[Opening ENTRIES PROVIDED section]

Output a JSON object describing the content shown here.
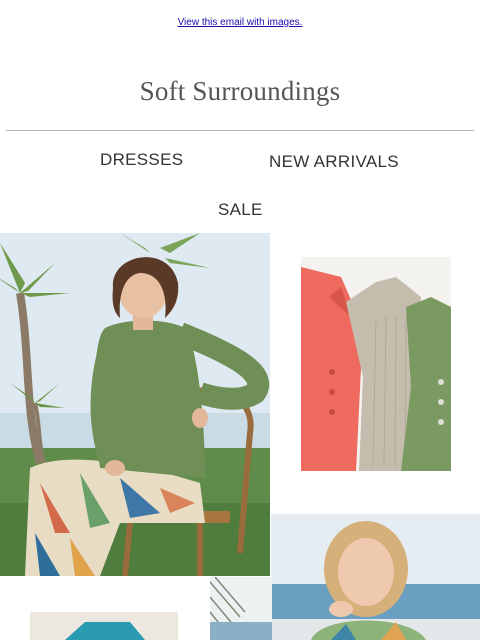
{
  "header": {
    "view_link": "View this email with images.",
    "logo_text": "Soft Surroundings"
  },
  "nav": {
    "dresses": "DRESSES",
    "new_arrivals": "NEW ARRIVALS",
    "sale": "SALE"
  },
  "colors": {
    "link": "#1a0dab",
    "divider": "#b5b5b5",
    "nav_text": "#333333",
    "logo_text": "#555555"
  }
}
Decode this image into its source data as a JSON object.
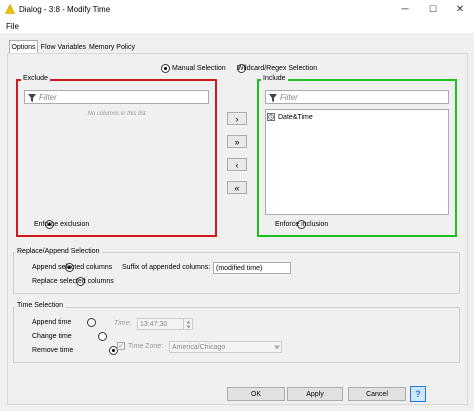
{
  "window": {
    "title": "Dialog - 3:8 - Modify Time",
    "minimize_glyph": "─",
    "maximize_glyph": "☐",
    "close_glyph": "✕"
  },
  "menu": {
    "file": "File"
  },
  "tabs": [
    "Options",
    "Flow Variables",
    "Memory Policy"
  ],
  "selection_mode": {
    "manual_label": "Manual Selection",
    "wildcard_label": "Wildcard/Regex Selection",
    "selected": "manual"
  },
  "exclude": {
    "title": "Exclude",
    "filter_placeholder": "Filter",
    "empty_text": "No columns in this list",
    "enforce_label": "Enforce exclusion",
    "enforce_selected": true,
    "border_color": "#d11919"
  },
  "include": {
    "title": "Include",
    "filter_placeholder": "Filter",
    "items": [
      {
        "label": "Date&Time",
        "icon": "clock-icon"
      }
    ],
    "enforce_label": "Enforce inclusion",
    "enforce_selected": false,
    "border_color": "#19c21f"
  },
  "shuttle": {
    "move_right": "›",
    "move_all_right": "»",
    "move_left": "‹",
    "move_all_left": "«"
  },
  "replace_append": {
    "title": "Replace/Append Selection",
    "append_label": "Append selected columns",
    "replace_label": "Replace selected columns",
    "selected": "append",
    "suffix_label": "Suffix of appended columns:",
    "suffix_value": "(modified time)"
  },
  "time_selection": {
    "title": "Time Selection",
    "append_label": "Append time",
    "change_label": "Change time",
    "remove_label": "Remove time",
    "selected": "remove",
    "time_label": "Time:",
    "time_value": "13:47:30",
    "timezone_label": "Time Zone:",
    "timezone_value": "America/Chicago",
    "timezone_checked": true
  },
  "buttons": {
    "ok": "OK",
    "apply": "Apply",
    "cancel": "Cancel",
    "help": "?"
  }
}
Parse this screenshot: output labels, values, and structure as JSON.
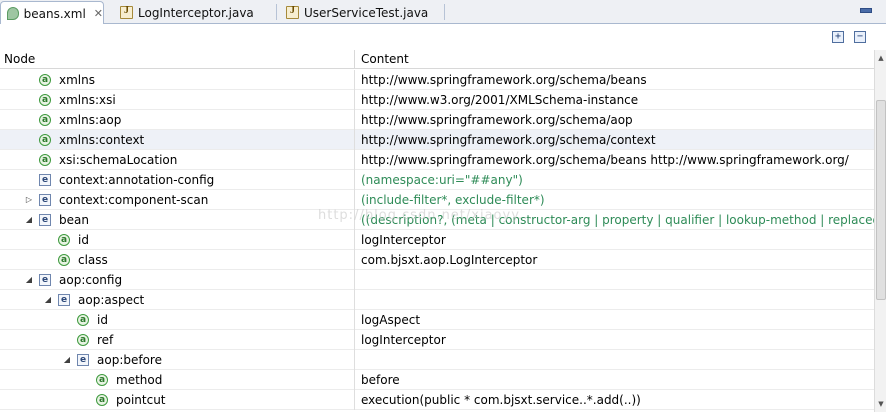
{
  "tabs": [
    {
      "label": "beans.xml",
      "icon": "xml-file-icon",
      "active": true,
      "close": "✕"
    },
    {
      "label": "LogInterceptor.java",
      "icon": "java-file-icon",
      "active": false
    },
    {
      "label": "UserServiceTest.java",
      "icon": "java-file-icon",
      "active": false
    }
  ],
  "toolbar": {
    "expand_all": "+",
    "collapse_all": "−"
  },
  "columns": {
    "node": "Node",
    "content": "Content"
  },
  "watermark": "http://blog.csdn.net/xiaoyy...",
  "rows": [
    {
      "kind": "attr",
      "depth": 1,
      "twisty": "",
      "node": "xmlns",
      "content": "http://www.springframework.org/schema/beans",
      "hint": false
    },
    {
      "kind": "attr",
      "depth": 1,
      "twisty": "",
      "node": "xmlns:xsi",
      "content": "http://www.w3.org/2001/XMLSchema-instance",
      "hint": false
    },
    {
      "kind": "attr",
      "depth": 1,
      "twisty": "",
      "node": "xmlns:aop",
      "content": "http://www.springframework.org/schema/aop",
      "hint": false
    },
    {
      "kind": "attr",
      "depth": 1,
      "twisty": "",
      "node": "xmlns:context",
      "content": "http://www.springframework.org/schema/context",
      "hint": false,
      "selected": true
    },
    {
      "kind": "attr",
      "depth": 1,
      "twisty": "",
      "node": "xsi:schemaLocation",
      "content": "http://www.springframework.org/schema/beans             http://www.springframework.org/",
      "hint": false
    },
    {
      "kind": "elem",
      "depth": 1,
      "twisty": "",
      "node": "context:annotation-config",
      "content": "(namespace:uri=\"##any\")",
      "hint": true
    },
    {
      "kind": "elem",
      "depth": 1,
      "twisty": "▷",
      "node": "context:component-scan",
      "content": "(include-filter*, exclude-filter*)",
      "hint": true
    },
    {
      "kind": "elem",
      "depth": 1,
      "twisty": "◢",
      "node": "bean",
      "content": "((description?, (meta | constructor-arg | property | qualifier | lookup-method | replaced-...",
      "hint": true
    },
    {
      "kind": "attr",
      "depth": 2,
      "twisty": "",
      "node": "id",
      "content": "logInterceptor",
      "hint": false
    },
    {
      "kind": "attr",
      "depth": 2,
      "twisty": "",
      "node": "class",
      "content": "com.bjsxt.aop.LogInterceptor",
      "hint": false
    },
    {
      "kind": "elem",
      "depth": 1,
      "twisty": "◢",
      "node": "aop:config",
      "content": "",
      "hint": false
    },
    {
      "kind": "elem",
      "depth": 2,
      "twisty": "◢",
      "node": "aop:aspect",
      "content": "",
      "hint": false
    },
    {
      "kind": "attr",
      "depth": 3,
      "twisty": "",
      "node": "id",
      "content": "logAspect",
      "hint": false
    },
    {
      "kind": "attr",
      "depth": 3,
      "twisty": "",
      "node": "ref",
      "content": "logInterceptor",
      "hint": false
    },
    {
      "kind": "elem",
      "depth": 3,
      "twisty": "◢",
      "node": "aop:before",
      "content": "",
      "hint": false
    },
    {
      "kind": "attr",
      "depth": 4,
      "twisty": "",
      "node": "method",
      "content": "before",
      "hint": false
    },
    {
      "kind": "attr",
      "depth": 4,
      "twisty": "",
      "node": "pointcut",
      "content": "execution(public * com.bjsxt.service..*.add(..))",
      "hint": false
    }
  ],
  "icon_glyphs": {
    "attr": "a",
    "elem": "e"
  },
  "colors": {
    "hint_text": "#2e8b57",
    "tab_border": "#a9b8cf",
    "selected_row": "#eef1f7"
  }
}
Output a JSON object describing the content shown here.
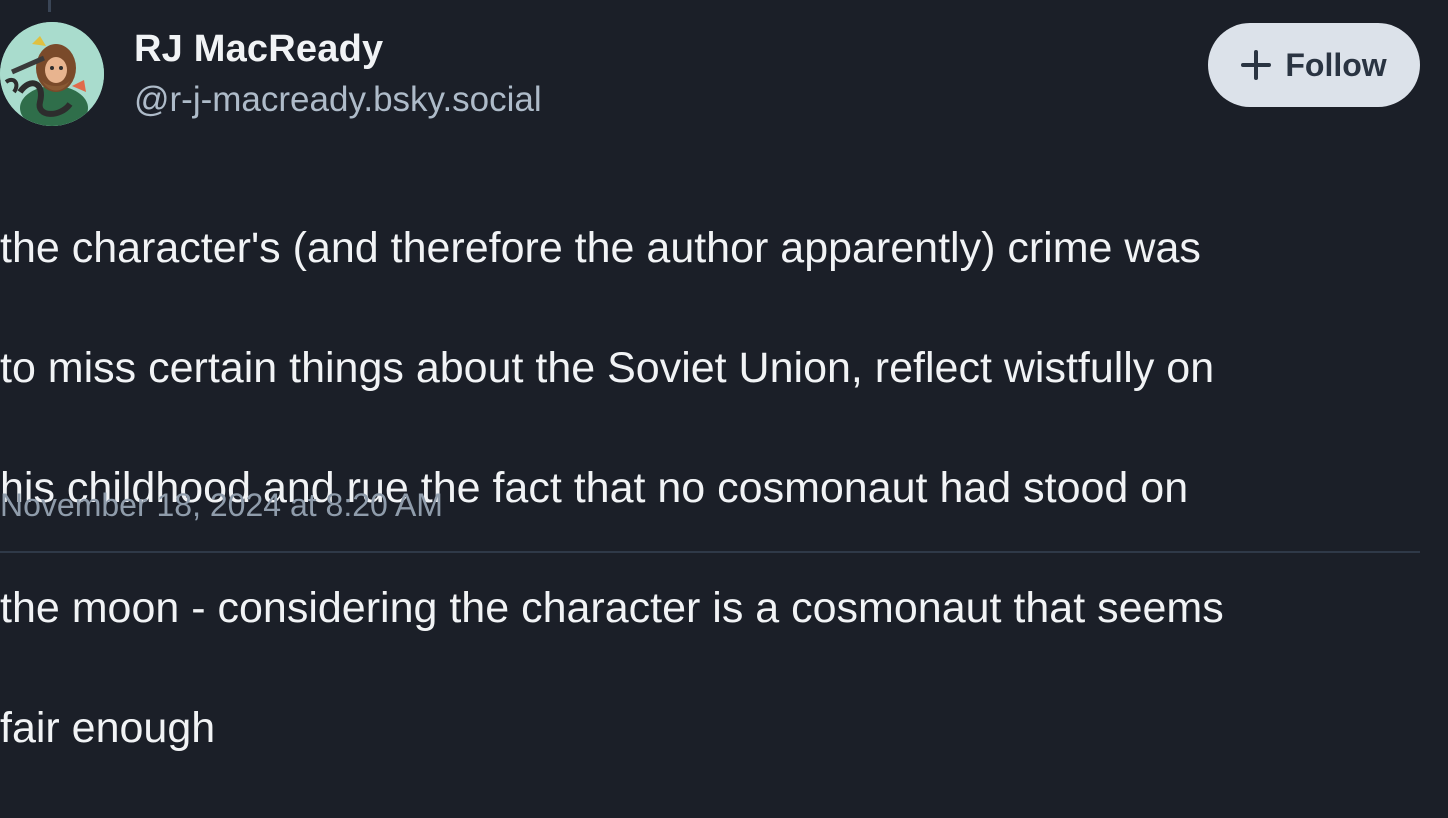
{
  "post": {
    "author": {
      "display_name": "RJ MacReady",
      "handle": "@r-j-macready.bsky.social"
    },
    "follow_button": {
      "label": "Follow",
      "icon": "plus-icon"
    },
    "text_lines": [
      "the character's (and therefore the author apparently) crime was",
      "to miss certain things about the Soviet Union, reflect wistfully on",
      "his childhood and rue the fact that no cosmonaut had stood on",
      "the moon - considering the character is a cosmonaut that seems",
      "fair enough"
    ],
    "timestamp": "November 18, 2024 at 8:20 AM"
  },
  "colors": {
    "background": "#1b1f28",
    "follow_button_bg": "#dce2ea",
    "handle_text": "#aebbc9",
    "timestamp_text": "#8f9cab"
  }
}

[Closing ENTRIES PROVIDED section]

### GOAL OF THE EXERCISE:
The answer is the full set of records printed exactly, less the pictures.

### ANSWER SPACE:
Output a JSON object describing the content shown here.
{
  "header": {
    "view_link": "View this email with images.",
    "logo_text": "Soft Surroundings"
  },
  "nav": {
    "dresses": "DRESSES",
    "new_arrivals": "NEW ARRIVALS",
    "sale": "SALE"
  },
  "colors": {
    "link": "#1a0dab",
    "divider": "#b5b5b5",
    "nav_text": "#333333",
    "logo_text": "#555555"
  }
}
Decode this image into its source data as a JSON object.
{
  "window": {
    "title": "Dialog - 3:8 - Modify Time",
    "minimize_glyph": "─",
    "maximize_glyph": "☐",
    "close_glyph": "✕"
  },
  "menu": {
    "file": "File"
  },
  "tabs": [
    "Options",
    "Flow Variables",
    "Memory Policy"
  ],
  "selection_mode": {
    "manual_label": "Manual Selection",
    "wildcard_label": "Wildcard/Regex Selection",
    "selected": "manual"
  },
  "exclude": {
    "title": "Exclude",
    "filter_placeholder": "Filter",
    "empty_text": "No columns in this list",
    "enforce_label": "Enforce exclusion",
    "enforce_selected": true,
    "border_color": "#d11919"
  },
  "include": {
    "title": "Include",
    "filter_placeholder": "Filter",
    "items": [
      {
        "label": "Date&Time",
        "icon": "clock-icon"
      }
    ],
    "enforce_label": "Enforce inclusion",
    "enforce_selected": false,
    "border_color": "#19c21f"
  },
  "shuttle": {
    "move_right": "›",
    "move_all_right": "»",
    "move_left": "‹",
    "move_all_left": "«"
  },
  "replace_append": {
    "title": "Replace/Append Selection",
    "append_label": "Append selected columns",
    "replace_label": "Replace selected columns",
    "selected": "append",
    "suffix_label": "Suffix of appended columns:",
    "suffix_value": "(modified time)"
  },
  "time_selection": {
    "title": "Time Selection",
    "append_label": "Append time",
    "change_label": "Change time",
    "remove_label": "Remove time",
    "selected": "remove",
    "time_label": "Time:",
    "time_value": "13:47:30",
    "timezone_label": "Time Zone:",
    "timezone_value": "America/Chicago",
    "timezone_checked": true
  },
  "buttons": {
    "ok": "OK",
    "apply": "Apply",
    "cancel": "Cancel",
    "help": "?"
  }
}
Parse this screenshot: output labels, values, and structure as JSON.
{
  "tabs": [
    {
      "label": "beans.xml",
      "icon": "xml-file-icon",
      "active": true,
      "close": "✕"
    },
    {
      "label": "LogInterceptor.java",
      "icon": "java-file-icon",
      "active": false
    },
    {
      "label": "UserServiceTest.java",
      "icon": "java-file-icon",
      "active": false
    }
  ],
  "toolbar": {
    "expand_all": "+",
    "collapse_all": "−"
  },
  "columns": {
    "node": "Node",
    "content": "Content"
  },
  "watermark": "http://blog.csdn.net/xiaoyy...",
  "rows": [
    {
      "kind": "attr",
      "depth": 1,
      "twisty": "",
      "node": "xmlns",
      "content": "http://www.springframework.org/schema/beans",
      "hint": false
    },
    {
      "kind": "attr",
      "depth": 1,
      "twisty": "",
      "node": "xmlns:xsi",
      "content": "http://www.w3.org/2001/XMLSchema-instance",
      "hint": false
    },
    {
      "kind": "attr",
      "depth": 1,
      "twisty": "",
      "node": "xmlns:aop",
      "content": "http://www.springframework.org/schema/aop",
      "hint": false
    },
    {
      "kind": "attr",
      "depth": 1,
      "twisty": "",
      "node": "xmlns:context",
      "content": "http://www.springframework.org/schema/context",
      "hint": false,
      "selected": true
    },
    {
      "kind": "attr",
      "depth": 1,
      "twisty": "",
      "node": "xsi:schemaLocation",
      "content": "http://www.springframework.org/schema/beans             http://www.springframework.org/",
      "hint": false
    },
    {
      "kind": "elem",
      "depth": 1,
      "twisty": "",
      "node": "context:annotation-config",
      "content": "(namespace:uri=\"##any\")",
      "hint": true
    },
    {
      "kind": "elem",
      "depth": 1,
      "twisty": "▷",
      "node": "context:component-scan",
      "content": "(include-filter*, exclude-filter*)",
      "hint": true
    },
    {
      "kind": "elem",
      "depth": 1,
      "twisty": "◢",
      "node": "bean",
      "content": "((description?, (meta | constructor-arg | property | qualifier | lookup-method | replaced-...",
      "hint": true
    },
    {
      "kind": "attr",
      "depth": 2,
      "twisty": "",
      "node": "id",
      "content": "logInterceptor",
      "hint": false
    },
    {
      "kind": "attr",
      "depth": 2,
      "twisty": "",
      "node": "class",
      "content": "com.bjsxt.aop.LogInterceptor",
      "hint": false
    },
    {
      "kind": "elem",
      "depth": 1,
      "twisty": "◢",
      "node": "aop:config",
      "content": "",
      "hint": false
    },
    {
      "kind": "elem",
      "depth": 2,
      "twisty": "◢",
      "node": "aop:aspect",
      "content": "",
      "hint": false
    },
    {
      "kind": "attr",
      "depth": 3,
      "twisty": "",
      "node": "id",
      "content": "logAspect",
      "hint": false
    },
    {
      "kind": "attr",
      "depth": 3,
      "twisty": "",
      "node": "ref",
      "content": "logInterceptor",
      "hint": false
    },
    {
      "kind": "elem",
      "depth": 3,
      "twisty": "◢",
      "node": "aop:before",
      "content": "",
      "hint": false
    },
    {
      "kind": "attr",
      "depth": 4,
      "twisty": "",
      "node": "method",
      "content": "before",
      "hint": false
    },
    {
      "kind": "attr",
      "depth": 4,
      "twisty": "",
      "node": "pointcut",
      "content": "execution(public * com.bjsxt.service..*.add(..))",
      "hint": false
    }
  ],
  "icon_glyphs": {
    "attr": "a",
    "elem": "e"
  },
  "colors": {
    "hint_text": "#2e8b57",
    "tab_border": "#a9b8cf",
    "selected_row": "#eef1f7"
  }
}
Output a JSON object describing the content shown here.
{
  "post": {
    "author": {
      "display_name": "RJ MacReady",
      "handle": "@r-j-macready.bsky.social"
    },
    "follow_button": {
      "label": "Follow",
      "icon": "plus-icon"
    },
    "text_lines": [
      "the character's (and therefore the author apparently) crime was",
      "to miss certain things about the Soviet Union, reflect wistfully on",
      "his childhood and rue the fact that no cosmonaut had stood on",
      "the moon - considering the character is a cosmonaut that seems",
      "fair enough"
    ],
    "timestamp": "November 18, 2024 at 8:20 AM"
  },
  "colors": {
    "background": "#1b1f28",
    "follow_button_bg": "#dce2ea",
    "handle_text": "#aebbc9",
    "timestamp_text": "#8f9cab"
  }
}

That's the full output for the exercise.